Dataset rows for apps and sites
——

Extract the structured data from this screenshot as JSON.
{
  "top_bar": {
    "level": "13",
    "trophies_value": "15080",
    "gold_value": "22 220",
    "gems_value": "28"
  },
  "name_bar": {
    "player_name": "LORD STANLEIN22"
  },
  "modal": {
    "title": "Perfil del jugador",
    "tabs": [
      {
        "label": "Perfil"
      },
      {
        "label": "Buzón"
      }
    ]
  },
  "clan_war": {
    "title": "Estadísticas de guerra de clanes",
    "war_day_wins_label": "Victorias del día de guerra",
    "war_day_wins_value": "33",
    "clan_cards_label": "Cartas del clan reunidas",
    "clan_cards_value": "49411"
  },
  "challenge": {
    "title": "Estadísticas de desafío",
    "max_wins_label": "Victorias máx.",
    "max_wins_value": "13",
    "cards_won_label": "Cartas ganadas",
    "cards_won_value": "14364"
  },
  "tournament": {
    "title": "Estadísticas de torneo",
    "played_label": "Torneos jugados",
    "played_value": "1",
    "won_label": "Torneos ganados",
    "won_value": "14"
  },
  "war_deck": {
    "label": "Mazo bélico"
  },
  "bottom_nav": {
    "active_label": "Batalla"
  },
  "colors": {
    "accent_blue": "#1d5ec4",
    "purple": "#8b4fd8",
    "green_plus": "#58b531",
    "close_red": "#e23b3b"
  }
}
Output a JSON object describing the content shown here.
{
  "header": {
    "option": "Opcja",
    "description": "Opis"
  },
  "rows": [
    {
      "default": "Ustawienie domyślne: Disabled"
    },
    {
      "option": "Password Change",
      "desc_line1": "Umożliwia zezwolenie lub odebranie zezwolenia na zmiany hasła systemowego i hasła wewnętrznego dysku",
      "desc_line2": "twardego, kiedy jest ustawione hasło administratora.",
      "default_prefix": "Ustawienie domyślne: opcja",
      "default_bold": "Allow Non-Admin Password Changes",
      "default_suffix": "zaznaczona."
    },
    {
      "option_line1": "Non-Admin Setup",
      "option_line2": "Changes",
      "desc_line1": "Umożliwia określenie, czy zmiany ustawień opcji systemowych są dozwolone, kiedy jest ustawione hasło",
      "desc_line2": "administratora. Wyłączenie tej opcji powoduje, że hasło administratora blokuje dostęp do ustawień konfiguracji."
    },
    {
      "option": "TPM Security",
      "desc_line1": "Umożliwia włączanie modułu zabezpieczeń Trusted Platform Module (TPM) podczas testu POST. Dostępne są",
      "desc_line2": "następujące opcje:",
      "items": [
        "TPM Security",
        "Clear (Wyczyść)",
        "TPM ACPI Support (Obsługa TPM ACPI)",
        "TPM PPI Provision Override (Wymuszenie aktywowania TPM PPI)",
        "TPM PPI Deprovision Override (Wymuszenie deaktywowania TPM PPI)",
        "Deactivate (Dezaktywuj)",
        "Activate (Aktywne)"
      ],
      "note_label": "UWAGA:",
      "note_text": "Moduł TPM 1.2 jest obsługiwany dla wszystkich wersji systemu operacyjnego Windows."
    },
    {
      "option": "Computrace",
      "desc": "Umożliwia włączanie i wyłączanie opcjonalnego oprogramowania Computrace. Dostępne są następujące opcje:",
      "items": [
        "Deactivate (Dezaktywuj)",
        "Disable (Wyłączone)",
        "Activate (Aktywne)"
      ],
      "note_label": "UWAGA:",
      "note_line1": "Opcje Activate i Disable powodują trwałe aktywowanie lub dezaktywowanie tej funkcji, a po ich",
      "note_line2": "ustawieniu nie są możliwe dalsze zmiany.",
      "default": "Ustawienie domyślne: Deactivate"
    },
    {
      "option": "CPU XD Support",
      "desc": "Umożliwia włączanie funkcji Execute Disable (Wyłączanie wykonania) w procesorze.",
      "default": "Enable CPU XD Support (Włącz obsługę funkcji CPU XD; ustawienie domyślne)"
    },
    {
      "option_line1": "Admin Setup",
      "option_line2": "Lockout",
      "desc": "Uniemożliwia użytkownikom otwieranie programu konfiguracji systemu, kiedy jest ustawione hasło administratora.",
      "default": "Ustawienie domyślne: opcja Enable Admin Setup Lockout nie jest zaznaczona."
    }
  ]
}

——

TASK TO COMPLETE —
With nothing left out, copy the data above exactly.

OUTPUT FOR THIS EXERCISE —
Extract the structured data from this screenshot as JSON.
{
  "top_bar": {
    "level": "13",
    "trophies_value": "15080",
    "gold_value": "22 220",
    "gems_value": "28"
  },
  "name_bar": {
    "player_name": "LORD STANLEIN22"
  },
  "modal": {
    "title": "Perfil del jugador",
    "tabs": [
      {
        "label": "Perfil"
      },
      {
        "label": "Buzón"
      }
    ]
  },
  "clan_war": {
    "title": "Estadísticas de guerra de clanes",
    "war_day_wins_label": "Victorias del día de guerra",
    "war_day_wins_value": "33",
    "clan_cards_label": "Cartas del clan reunidas",
    "clan_cards_value": "49411"
  },
  "challenge": {
    "title": "Estadísticas de desafío",
    "max_wins_label": "Victorias máx.",
    "max_wins_value": "13",
    "cards_won_label": "Cartas ganadas",
    "cards_won_value": "14364"
  },
  "tournament": {
    "title": "Estadísticas de torneo",
    "played_label": "Torneos jugados",
    "played_value": "1",
    "won_label": "Torneos ganados",
    "won_value": "14"
  },
  "war_deck": {
    "label": "Mazo bélico"
  },
  "bottom_nav": {
    "active_label": "Batalla"
  },
  "colors": {
    "accent_blue": "#1d5ec4",
    "purple": "#8b4fd8",
    "green_plus": "#58b531",
    "close_red": "#e23b3b"
  }
}
Output a JSON object describing the content shown here.
{
  "header": {
    "option": "Opcja",
    "description": "Opis"
  },
  "rows": [
    {
      "default": "Ustawienie domyślne: Disabled"
    },
    {
      "option": "Password Change",
      "desc_line1": "Umożliwia zezwolenie lub odebranie zezwolenia na zmiany hasła systemowego i hasła wewnętrznego dysku",
      "desc_line2": "twardego, kiedy jest ustawione hasło administratora.",
      "default_prefix": "Ustawienie domyślne: opcja",
      "default_bold": "Allow Non-Admin Password Changes",
      "default_suffix": "zaznaczona."
    },
    {
      "option_line1": "Non-Admin Setup",
      "option_line2": "Changes",
      "desc_line1": "Umożliwia określenie, czy zmiany ustawień opcji systemowych są dozwolone, kiedy jest ustawione hasło",
      "desc_line2": "administratora. Wyłączenie tej opcji powoduje, że hasło administratora blokuje dostęp do ustawień konfiguracji."
    },
    {
      "option": "TPM Security",
      "desc_line1": "Umożliwia włączanie modułu zabezpieczeń Trusted Platform Module (TPM) podczas testu POST. Dostępne są",
      "desc_line2": "następujące opcje:",
      "items": [
        "TPM Security",
        "Clear (Wyczyść)",
        "TPM ACPI Support (Obsługa TPM ACPI)",
        "TPM PPI Provision Override (Wymuszenie aktywowania TPM PPI)",
        "TPM PPI Deprovision Override (Wymuszenie deaktywowania TPM PPI)",
        "Deactivate (Dezaktywuj)",
        "Activate (Aktywne)"
      ],
      "note_label": "UWAGA:",
      "note_text": "Moduł TPM 1.2 jest obsługiwany dla wszystkich wersji systemu operacyjnego Windows."
    },
    {
      "option": "Computrace",
      "desc": "Umożliwia włączanie i wyłączanie opcjonalnego oprogramowania Computrace. Dostępne są następujące opcje:",
      "items": [
        "Deactivate (Dezaktywuj)",
        "Disable (Wyłączone)",
        "Activate (Aktywne)"
      ],
      "note_label": "UWAGA:",
      "note_line1": "Opcje Activate i Disable powodują trwałe aktywowanie lub dezaktywowanie tej funkcji, a po ich",
      "note_line2": "ustawieniu nie są możliwe dalsze zmiany.",
      "default": "Ustawienie domyślne: Deactivate"
    },
    {
      "option": "CPU XD Support",
      "desc": "Umożliwia włączanie funkcji Execute Disable (Wyłączanie wykonania) w procesorze.",
      "default": "Enable CPU XD Support (Włącz obsługę funkcji CPU XD; ustawienie domyślne)"
    },
    {
      "option_line1": "Admin Setup",
      "option_line2": "Lockout",
      "desc": "Uniemożliwia użytkownikom otwieranie programu konfiguracji systemu, kiedy jest ustawione hasło administratora.",
      "default": "Ustawienie domyślne: opcja Enable Admin Setup Lockout nie jest zaznaczona."
    }
  ]
}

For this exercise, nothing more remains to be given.